Students are prohibited from knowingly making false statements or knowingly submitting false information to school staff during a disciplinary process.

District staff are expected to promptly report violations of the code of conduct to the Principal or designee.   The District will report any acts of violence against persons that may constitute a felony or misdemeanor and other violations of the Student Code of Conduct which may constitute a felony to the appropriate local law enforcement agency.  When necessary, the District will file a complaint in criminal court against the student.  In addition, the District may report any violations of the Student Code of Conduct which constitute a misdemeanor to the appropriate authorities. When necessary, the District will file a juvenile delinquency petition or a person in need of supervision (PINS) petition in Family Court. The District shall submit to the State Education Department Violent and Disruptive Incident Reports (VADIR) for each school building on an annual basis.

X.    Students with Disabilities
If a student’s conduct is related to a disability or suspected disability, the case may be referred to the Committee on Special Education (CSE).  If a student with a disability receives an out of school suspension, the CSE will be notified by the Principal or the Principal’s designee.  Any discipline will be administered in accordance with the section in Administrative Regulations relating to students with, or presumed to have, a disability.  The suspension of students with educational disabilities shall also comply with the Individuals with Disabilities Education Improvement Act and Part 201 of the Commissioner’s Regulations.

The suspension of a student with a disability pursuant to Section 504 of the Rehabilitation Act of 1973 shall be in accordance with such law, as well as the decisional law of the Commissioner of Education.  Such procedures shall be placed in Administrative Regulations and disseminated with the Student Code of Conduct.
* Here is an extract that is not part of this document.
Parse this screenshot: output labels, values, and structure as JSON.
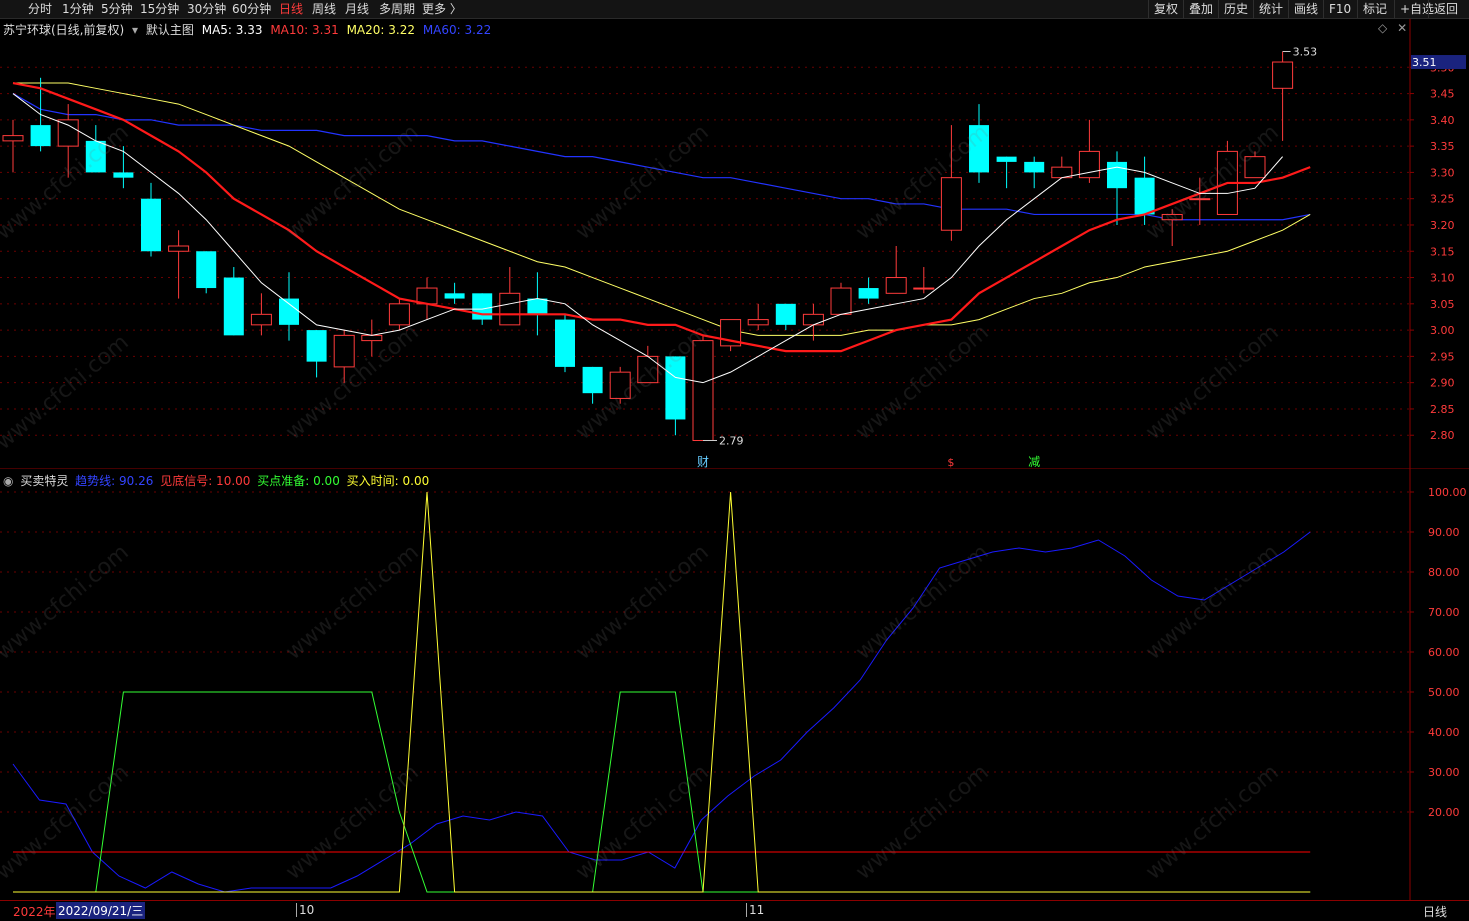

XI.    Alternative Instruction
Pursuant to the Education Law, no student of compulsory school age (through school year during which student turns 16) shall be suspended from school in their regularly scheduled classes without being provided alternative equivalent instruction, either in the form of home instruction or instruction in an alternative setting.  A good faith effort shall be made to provide such instruction immediately.

XII.    Dissemination
The District shall:

  • Provide digital access to a summary of the Code to all students in an age-appropriate version, at the beginning each school year.  
  • Provide parents/persons in parental relation to students with digital access to the Code and a summary of the Code, at the beginning of each school year and may require a written acknowledgement that the Code was received by the parents and student.  
  • Provide all current teachers and other staff members with digital access to the Code and any amendments to the Code as soon as practicable after adoption.
  • Provide all new employees with digital access to the current Code when they are hired.
  • Post a copy of this Code and its Administrative Regulations on the District website for review by students, parents and other community members.

The Board of Education shall review and update, if necessary, the Code annually.  Any revisions to the Code will follow the same Board procedure used to adopt District policy and shall also include a public hearing.  The Code and its Administrative Regulations will be filed with the Commissioner of Education consistent with statute.

Rescinds:
5114.1 Disciplinary Code; 5114Suspension
5131.1 Early Identification and Resolution of Student Disciplinary Problem

Adopted by Board of Education: July 11, 2006; revised: May 22, 2007; October 10, 2012; June 19, 2013; August 30, 2018; September 1, 2020

Cross reference:
5020 Bill of Rights and Responsibilities
5005 School Policy on Alcohol and Drug Use by Students Participating in Sports and Extracurricular Activities
5052 Harassment, Bullying and Discrimination Prevention and Intervention
5080 Student Sexual Harassment

Regulations